Konschuh also spoke about selecting the right type of rice plant for this area as well as their next steps for the project.

“We also did some work with some germplasm (a term to describe certain parts of the plant that are used within crop breeding and research such as the seeds) evaluation in the greenhouse at the university and just getting our feet wet with how rice grows, what does it need to be successful,” said Konschuh. “I think there’s an opportunity to select varieties that can thrive in this area, but we need to work with a breeding program. Probably the next step and at this time it is just a one-year project with the company. I think our next steps will involve germplasm selection where we are looking for germplasm from different sources around the world to see what has a better fit in our environment, and this year we hope to figure out our best planting strategy, and best irrigation strategy. Then we can go forward with the best practices that we learn from this year and try some germplasm selection of those.”

Following the discussion of the initial progress with growing rice in Alberta, Konschuh spoke on how they are planning to go forward with this project, and if southern Alberta in particular will be a good location for growing rice.

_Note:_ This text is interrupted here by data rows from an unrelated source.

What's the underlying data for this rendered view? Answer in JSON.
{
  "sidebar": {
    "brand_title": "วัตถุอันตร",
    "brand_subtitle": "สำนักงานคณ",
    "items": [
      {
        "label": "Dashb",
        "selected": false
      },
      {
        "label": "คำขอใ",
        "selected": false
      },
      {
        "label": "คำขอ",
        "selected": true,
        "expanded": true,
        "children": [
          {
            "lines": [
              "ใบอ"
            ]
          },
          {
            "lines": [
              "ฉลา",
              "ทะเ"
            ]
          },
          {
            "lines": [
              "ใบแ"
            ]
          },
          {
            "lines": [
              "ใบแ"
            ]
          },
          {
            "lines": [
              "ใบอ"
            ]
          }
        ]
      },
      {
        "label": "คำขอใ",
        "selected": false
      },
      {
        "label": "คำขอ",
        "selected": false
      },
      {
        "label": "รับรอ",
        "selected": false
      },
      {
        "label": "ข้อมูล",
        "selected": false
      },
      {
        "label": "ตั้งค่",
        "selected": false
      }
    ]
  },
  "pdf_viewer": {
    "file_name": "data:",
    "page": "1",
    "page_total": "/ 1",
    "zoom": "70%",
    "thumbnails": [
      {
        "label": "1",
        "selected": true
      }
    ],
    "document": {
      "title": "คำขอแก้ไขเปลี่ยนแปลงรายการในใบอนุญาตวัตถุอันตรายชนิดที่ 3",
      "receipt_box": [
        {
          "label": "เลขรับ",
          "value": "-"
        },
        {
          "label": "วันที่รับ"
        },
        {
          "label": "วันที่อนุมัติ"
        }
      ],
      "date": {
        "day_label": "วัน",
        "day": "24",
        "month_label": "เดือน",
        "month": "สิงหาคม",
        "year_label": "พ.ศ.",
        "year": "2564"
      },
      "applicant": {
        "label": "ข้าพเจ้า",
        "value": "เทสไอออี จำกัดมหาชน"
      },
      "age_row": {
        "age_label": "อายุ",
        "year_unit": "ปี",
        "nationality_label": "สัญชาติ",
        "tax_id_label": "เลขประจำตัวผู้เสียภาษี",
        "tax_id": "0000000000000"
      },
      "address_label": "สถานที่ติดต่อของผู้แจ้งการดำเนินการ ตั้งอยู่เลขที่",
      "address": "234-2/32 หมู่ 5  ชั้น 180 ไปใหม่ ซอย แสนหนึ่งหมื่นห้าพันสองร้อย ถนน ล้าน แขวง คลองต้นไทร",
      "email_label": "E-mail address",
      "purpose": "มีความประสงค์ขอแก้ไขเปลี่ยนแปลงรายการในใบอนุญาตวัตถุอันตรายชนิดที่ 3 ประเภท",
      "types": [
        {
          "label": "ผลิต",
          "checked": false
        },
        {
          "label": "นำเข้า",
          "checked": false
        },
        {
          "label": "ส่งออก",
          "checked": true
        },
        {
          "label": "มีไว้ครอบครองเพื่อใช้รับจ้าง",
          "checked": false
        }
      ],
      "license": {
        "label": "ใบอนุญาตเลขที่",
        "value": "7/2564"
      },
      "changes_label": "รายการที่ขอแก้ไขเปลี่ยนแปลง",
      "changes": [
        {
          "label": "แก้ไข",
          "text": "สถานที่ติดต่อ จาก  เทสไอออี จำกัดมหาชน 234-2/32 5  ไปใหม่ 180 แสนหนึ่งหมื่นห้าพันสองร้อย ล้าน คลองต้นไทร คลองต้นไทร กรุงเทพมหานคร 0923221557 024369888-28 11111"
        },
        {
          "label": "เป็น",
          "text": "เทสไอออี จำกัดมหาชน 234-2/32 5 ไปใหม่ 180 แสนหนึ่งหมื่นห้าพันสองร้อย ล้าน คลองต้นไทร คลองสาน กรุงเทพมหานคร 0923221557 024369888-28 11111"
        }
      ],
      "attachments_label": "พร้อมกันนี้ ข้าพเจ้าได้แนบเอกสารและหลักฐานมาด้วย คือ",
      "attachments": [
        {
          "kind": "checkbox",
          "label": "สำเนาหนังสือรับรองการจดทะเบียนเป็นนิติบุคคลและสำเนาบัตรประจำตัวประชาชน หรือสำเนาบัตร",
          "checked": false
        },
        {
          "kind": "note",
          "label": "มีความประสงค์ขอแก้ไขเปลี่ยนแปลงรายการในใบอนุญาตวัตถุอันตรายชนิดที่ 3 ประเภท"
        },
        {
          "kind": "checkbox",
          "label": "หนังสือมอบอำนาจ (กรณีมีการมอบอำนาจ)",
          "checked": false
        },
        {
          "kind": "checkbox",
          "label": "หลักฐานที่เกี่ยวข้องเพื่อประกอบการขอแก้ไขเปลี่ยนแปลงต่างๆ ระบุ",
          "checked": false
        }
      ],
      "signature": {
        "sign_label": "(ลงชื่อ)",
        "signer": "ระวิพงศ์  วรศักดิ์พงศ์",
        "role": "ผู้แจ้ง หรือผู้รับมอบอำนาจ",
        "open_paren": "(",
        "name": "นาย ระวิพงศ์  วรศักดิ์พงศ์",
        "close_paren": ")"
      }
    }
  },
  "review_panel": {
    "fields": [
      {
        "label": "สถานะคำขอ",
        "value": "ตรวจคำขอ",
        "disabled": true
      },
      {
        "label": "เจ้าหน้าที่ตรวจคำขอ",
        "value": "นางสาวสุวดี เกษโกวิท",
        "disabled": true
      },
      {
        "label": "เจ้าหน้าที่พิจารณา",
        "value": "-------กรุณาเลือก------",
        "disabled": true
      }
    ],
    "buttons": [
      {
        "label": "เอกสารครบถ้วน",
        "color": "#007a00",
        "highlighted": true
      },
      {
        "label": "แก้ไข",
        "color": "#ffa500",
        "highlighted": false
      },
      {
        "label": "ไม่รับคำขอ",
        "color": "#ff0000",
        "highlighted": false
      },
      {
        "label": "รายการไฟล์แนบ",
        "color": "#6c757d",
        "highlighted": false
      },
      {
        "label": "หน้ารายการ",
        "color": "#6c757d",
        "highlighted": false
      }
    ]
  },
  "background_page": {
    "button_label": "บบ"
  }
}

“A couple of things, certainly irriga- tion is going to be key. In that sense, southern Alberta will be a great place. We have a little bit — I call it kind of a banana belt — but we have a little longer growing season here, we have access to irrigation, and we have some of the most skilled and progressive farmers in this area. In that sense, I think southern Alberta might be a good fit. There are other parts of the province that may have the moisture needed for rice maybe they’re lacking something else there. I think we’ll try to hear first. We do know that it’s been grown successfully in B.C. and in Ontario. I don’t think it’s going to be something that happens very quickly — I think we will need a few years to try and find good varieties and get a few people interested in growing very small plots.”

Konschuh also described the ultimate goal of bringing rice as a growable crop into Alberta.

“The ultimate goal for this company though is not to grow rice as a staple or a food product, it’s to grow rice as value-added ingredients because there are so many gluten-free products on the market that require rice starch, or rice protein, or rice oils that they would like to fractionate the rice crop into the high valley components. I think that they may be able to get to that goal sooner by importing rice and getting to that goal, and bringing along the production of rice alongside that.”

Finally, Konschuh touched on what farmers should do if they’re interested in participating in this upcoming project.

“Well, rice it’s a cereal crop, so very similar in some ways to wheat or barley, so as long as they have a direct seeder — some type of planting equipment, a drill or an air seeder, or something like that — then they could potentially get into rice production,” said Konschuh. “They could contact me at the university, they can find me on the website, or they can contact me at m.konschuh@uleth.ca. If they would like to reach out, they can either reach out to me or through Galaxy Ag, and if they’re interested in being a host site we might be able to go to the next step and go to slightly larger plots in the future.”

Ian Croft, Local Journalism Initiative Reporter, The Taber Times